"You have blighted all my life, papa, and Cyril's too."

"I hope not, Elizabeth. Lives are not easily blighted at seventeen, my love: it is astonishing how, through God's mercy, we live down the sorrows of our youth,—aye, and of riper years! Come, my dear, let me settle your pillows. I want you to sit up, and talk the matter over with me for a little while. Now then, my dear, to begin very prosaically, but very practically, supposing I permit you and Cyril to marry, what do you intend to live upon?"

"I never thought about it, papa: I have always lived somehow, and I suppose I always shall. Cyril has some money, has he not?"

"Very little, Elizabeth; and that little is not secure. Mrs. Denham, contrary to my advice, in spite of my entreaties, has invested the remnant of her fortunes in what seems to me the wildest, maddest speculations. She has been receiving very handsome interest, and she tells me how glad she is she trusted to her own unassisted judgment, ignoring mine: moreover, what she draws now, is nothing to the golden harvest she expects to reap henceforth."

"Who told her of these Companies, papa?"

"I am sorry to say, her son-inlaw, John Erskine. He told her, and advised her in perfect good faith, for the great part of Li's own money is in these mining-shares.

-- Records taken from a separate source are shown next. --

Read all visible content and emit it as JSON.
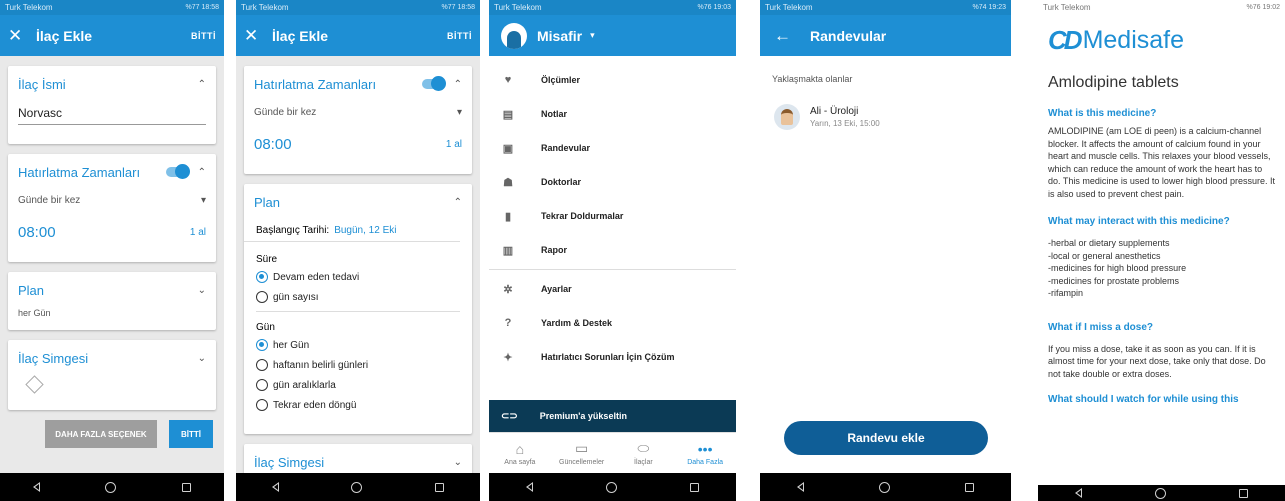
{
  "screens": {
    "add_med": {
      "status_carrier": "Turk Telekom",
      "status_right": "%77 18:58",
      "title": "İlaç Ekle",
      "done": "BİTTİ",
      "med_name_label": "İlaç İsmi",
      "med_name_value": "Norvasc",
      "reminders_label": "Hatırlatma Zamanları",
      "frequency": "Günde bir kez",
      "time": "08:00",
      "dose": "1 al",
      "plan_label": "Plan",
      "plan_value": "her Gün",
      "icon_label": "İlaç Simgesi",
      "more_options": "DAHA FAZLA SEÇENEK",
      "done_button": "BİTTİ"
    },
    "plan": {
      "status_carrier": "Turk Telekom",
      "status_right": "%77 18:58",
      "title": "İlaç Ekle",
      "done": "BİTTİ",
      "reminders_label": "Hatırlatma Zamanları",
      "frequency": "Günde bir kez",
      "time": "08:00",
      "dose": "1 al",
      "plan_label": "Plan",
      "start_label": "Başlangıç Tarihi:",
      "start_value": "Bugün, 12 Eki",
      "duration_label": "Süre",
      "duration_options": [
        "Devam eden tedavi",
        "gün sayısı"
      ],
      "day_label": "Gün",
      "day_options": [
        "her Gün",
        "haftanın belirli günleri",
        "gün aralıklarla",
        "Tekrar eden döngü"
      ],
      "icon_label": "İlaç Simgesi"
    },
    "menu": {
      "status_carrier": "Turk Telekom",
      "status_right": "%76 19:03",
      "user": "Misafir",
      "items": [
        "Ölçümler",
        "Notlar",
        "Randevular",
        "Doktorlar",
        "Tekrar Doldurmalar",
        "Rapor"
      ],
      "items2": [
        "Ayarlar",
        "Yardım & Destek",
        "Hatırlatıcı Sorunları İçin Çözüm"
      ],
      "premium": "Premium'a yükseltin",
      "tabs": [
        "Ana sayfa",
        "Güncellemeler",
        "İlaçlar",
        "Daha Fazla"
      ]
    },
    "appointments": {
      "status_carrier": "Turk Telekom",
      "status_right": "%74 19:23",
      "title": "Randevular",
      "section": "Yaklaşmakta olanlar",
      "appt_title": "Ali - Üroloji",
      "appt_time": "Yarın, 13 Eki, 15:00",
      "add_button": "Randevu ekle"
    },
    "medisafe": {
      "status_carrier": "Turk Telekom",
      "status_right": "%76 19:02",
      "logo": "Medisafe",
      "drug": "Amlodipine tablets",
      "h1": "What is this medicine?",
      "p1": "AMLODIPINE (am LOE di peen) is a calcium-channel blocker. It affects the amount of calcium found in your heart and muscle cells. This relaxes your blood vessels, which can reduce the amount of work the heart has to do. This medicine is used to lower high blood pressure. It is also used to prevent chest pain.",
      "h2": "What may interact with this medicine?",
      "interactions": [
        "-herbal or dietary supplements",
        "-local or general anesthetics",
        "-medicines for high blood pressure",
        "-medicines for prostate problems",
        "-rifampin"
      ],
      "h3": "What if I miss a dose?",
      "p3": "If you miss a dose, take it as soon as you can. If it is almost time for your next dose, take only that dose. Do not take double or extra doses.",
      "h4": "What should I watch for while using this"
    }
  },
  "colors": {
    "primary": "#1e8fd4",
    "status": "#1a86c6",
    "premium_bar": "#0b3a55",
    "button_gray": "#9e9e9e"
  }
}
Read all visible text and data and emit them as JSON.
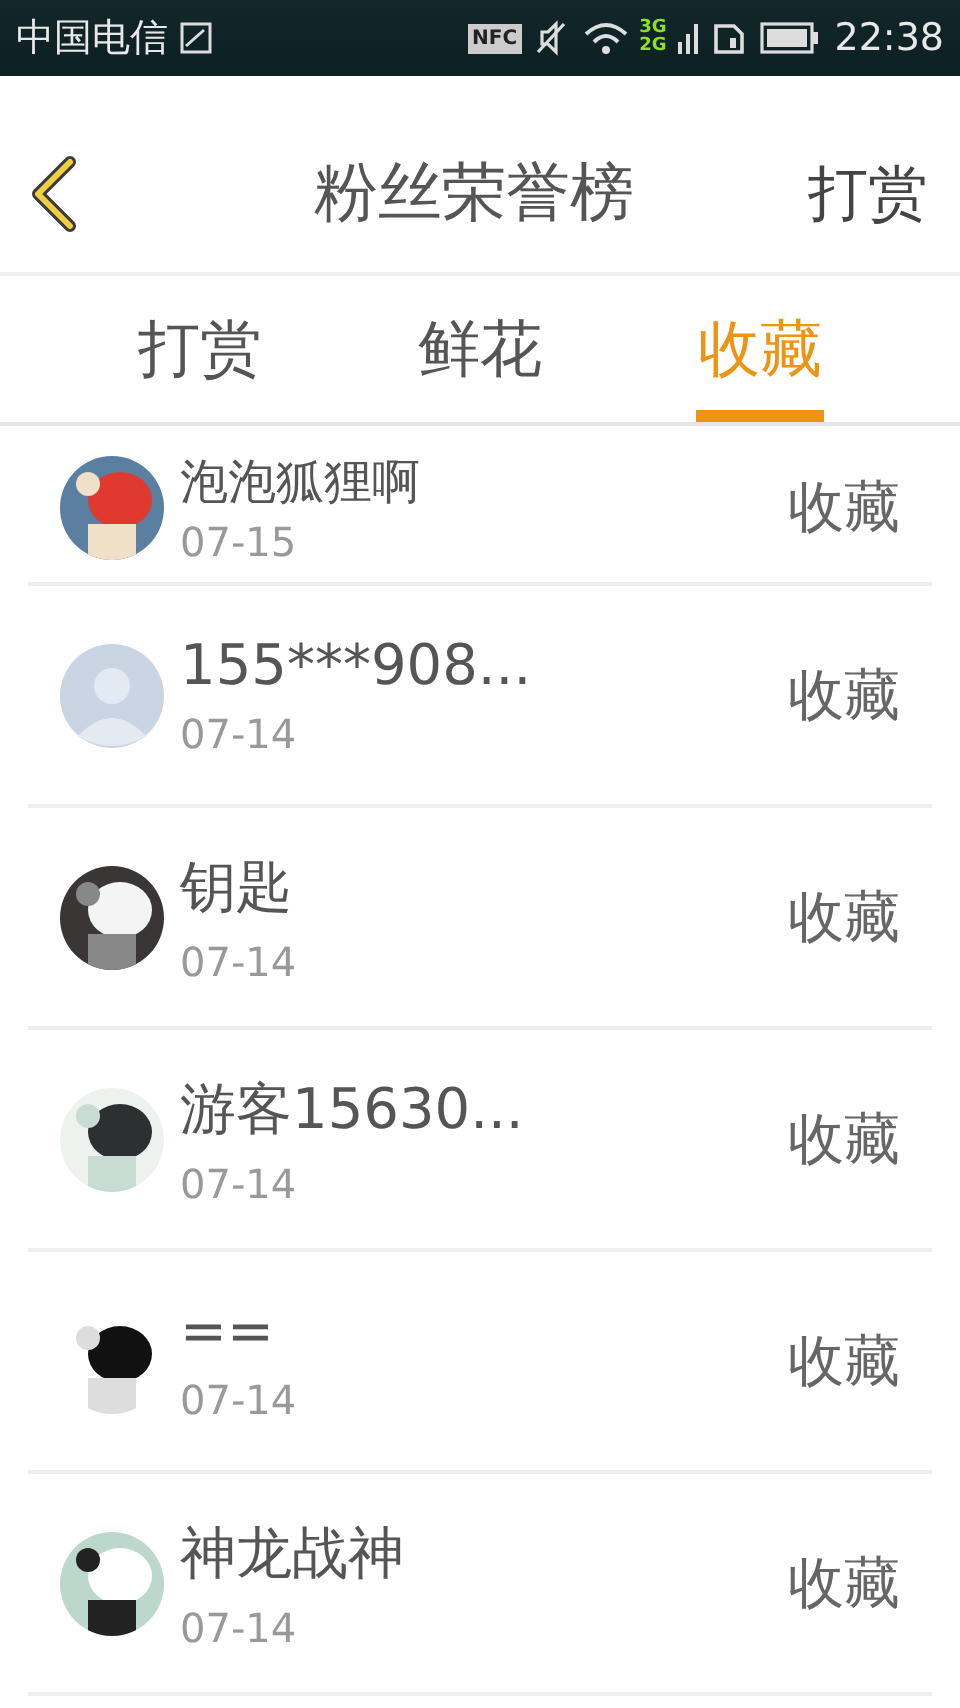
{
  "status_bar": {
    "carrier": "中国电信",
    "nfc": "NFC",
    "network_top": "3G",
    "network_bottom": "2G",
    "time": "22:38"
  },
  "header": {
    "title": "粉丝荣誉榜",
    "action": "打赏"
  },
  "tabs": [
    {
      "label": "打赏",
      "selected": false
    },
    {
      "label": "鲜花",
      "selected": false
    },
    {
      "label": "收藏",
      "selected": true
    }
  ],
  "rows": [
    {
      "name": "泡泡狐狸啊",
      "date": "07-15",
      "action": "收藏",
      "kind": "picture"
    },
    {
      "name": "155***908...",
      "date": "07-14",
      "action": "收藏",
      "kind": "default"
    },
    {
      "name": "钥匙",
      "date": "07-14",
      "action": "收藏",
      "kind": "picture"
    },
    {
      "name": "游客15630...",
      "date": "07-14",
      "action": "收藏",
      "kind": "picture"
    },
    {
      "name": "==",
      "date": "07-14",
      "action": "收藏",
      "kind": "picture"
    },
    {
      "name": "神龙战神",
      "date": "07-14",
      "action": "收藏",
      "kind": "picture"
    }
  ]
}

Whenever the blow reaches Mrs. Denham, John Erskine will go down also."

[Christian World Magazine, April, 1866L

« ElőzőTovább »